Credit history accounts for 15% of your credit score.

New Credit

New credit can be good or bad for your score. If you open a bunch of new accounts at once, this tells lenders you’re being irresponsible, and your credit score will dip.

But opening a new credit card occasionally can help boost your score. Adding a new card and keeping a low balance can lower your overall credit utilization.

New credit accounts for 10% of your credit score.

Credit Mix

It’s good to have a mix of credit to your name. This means not just relying on credit cards to build your credit, but adding things like a mortgage or a car loan.

While this factor doesn’t make or break your credit score, a good mix shows lenders that you are responsible (as long as you’re making timely payments).

Credit mix accounts for 10% of your credit score.

What Makes Up a VantageScore?

Your VantageScore can range from 501 to 990. It includes similar factors as your FICO score, but with different weights given to each factor:

Unlike FICO, VantageScore takes into account your total balances, which includes all credit to your name (credit cards, loans, mortgage, etc).

VantageScore also ignores collections, whereas FICO lists them in your credit report and takes them into account when calculating your score. And while FICO is more widely used, free credit checking companies like Credit Karma often use VantageScore.

Why Is a Credit Score Important?

Whenever you apply for a loan or credit card of any kind, the lender will look at your credit score.

  • Inability to Get a Loan: A poor credit score will shut many doors, as many lenders will not be willing to take a chance on you.
  • High Interest Rates: If you do get a loan, it will have a higher interest rate, which pushes up your monthly payment.
  • Low Credit Limits: Your credit limit on a card will be lower, which means you’ll probably have a higher credit utilization.

How to Improve Your Credit Score

With some hard work and determination, you can improve your credit score if you focus on where you need to get better.

Pay on Time

The best thing you can do to improve your credit score is to make payments on time. That might mean sitting down and looking at your finances to figure out when to schedule payments for things like utilities and loans.

If you have a hard time remembering payment deadlines, look into automatic withdrawals or set up recurring reminders on your phone to avoid accidental nonpayment.

Pay Down Balances

Once you have your payments under control, make a plan to pay down your credit card balances to lower your credit utilization. Start with high-balance credit cards and try to get them at or below 30%.

FROM THE CREDIT FORUM

Bear in mind that cards with a higher interest rate will incur more charges if you don’t pay them off in full each month, so aim to reduce the balances on these cards to lower your overall monthly payments.

Mix Up Your Credit
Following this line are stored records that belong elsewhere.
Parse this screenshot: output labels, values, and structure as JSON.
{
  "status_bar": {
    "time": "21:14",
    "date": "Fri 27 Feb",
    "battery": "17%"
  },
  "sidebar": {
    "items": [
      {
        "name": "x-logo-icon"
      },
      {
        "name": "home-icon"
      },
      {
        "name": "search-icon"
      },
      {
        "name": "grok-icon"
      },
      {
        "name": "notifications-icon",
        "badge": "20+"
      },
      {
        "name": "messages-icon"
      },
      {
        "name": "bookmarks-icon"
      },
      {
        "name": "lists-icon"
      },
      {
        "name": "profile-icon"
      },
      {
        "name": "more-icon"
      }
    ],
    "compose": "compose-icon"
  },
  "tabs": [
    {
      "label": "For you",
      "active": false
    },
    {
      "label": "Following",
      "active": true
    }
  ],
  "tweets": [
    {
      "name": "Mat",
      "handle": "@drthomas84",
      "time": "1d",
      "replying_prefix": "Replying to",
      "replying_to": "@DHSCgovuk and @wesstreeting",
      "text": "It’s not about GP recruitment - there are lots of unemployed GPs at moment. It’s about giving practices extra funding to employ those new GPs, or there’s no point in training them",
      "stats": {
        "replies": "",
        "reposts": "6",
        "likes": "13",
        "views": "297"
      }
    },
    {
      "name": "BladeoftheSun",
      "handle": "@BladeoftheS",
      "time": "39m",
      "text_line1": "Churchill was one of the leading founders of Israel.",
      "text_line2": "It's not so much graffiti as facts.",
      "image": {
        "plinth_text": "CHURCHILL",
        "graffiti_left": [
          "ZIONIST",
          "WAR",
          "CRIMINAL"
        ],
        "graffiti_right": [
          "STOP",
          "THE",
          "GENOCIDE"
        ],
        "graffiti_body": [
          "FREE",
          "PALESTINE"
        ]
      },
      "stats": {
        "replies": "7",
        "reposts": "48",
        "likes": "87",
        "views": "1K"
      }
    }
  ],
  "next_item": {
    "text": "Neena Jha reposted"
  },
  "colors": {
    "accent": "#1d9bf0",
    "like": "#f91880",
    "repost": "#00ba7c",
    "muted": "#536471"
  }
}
If you already have a decent credit score and want to improve it even more, look into mixing up the types of credit to your name. If you have utility bills that are all in your roommate’s name, switch a couple to your name to start building more credit.

What you don’t want to do is start applying for new types of credit if you don’t need it; this can work against you (and your good credit score).

Don’t Be Afraid to Check

It’s a myth that checking your credit score lowers it. In the world of credit, there are two types of inquiries: hard and soft.

A hard inquiry happens when a bank or other lender runs your credit to see whether they should lend to you. This type of inquiry can hurt your credit, especially if you receive a lot in a short amount of time.

A soft inquiry happens most often when you check your own credit. This is not detrimental to your score. See if your bank offers free credit checks, or use a free service like Credit Sesame to keep tabs on your credit score and credit report.

You can also get free credit reports from each of the three bureaus once every 12 months at AnnualCreditReport.com.

Your credit score is important for borrowing money at a good interest rate. Learning about what factors determine your score helps you know how to improve it, which will open the door to better terms and rates in the future.

Catherine Hiles lives in Ohio with her husband and their two children. By day, she manages a team of writers and graphic designers, and she catches up on her own writing in her spare time.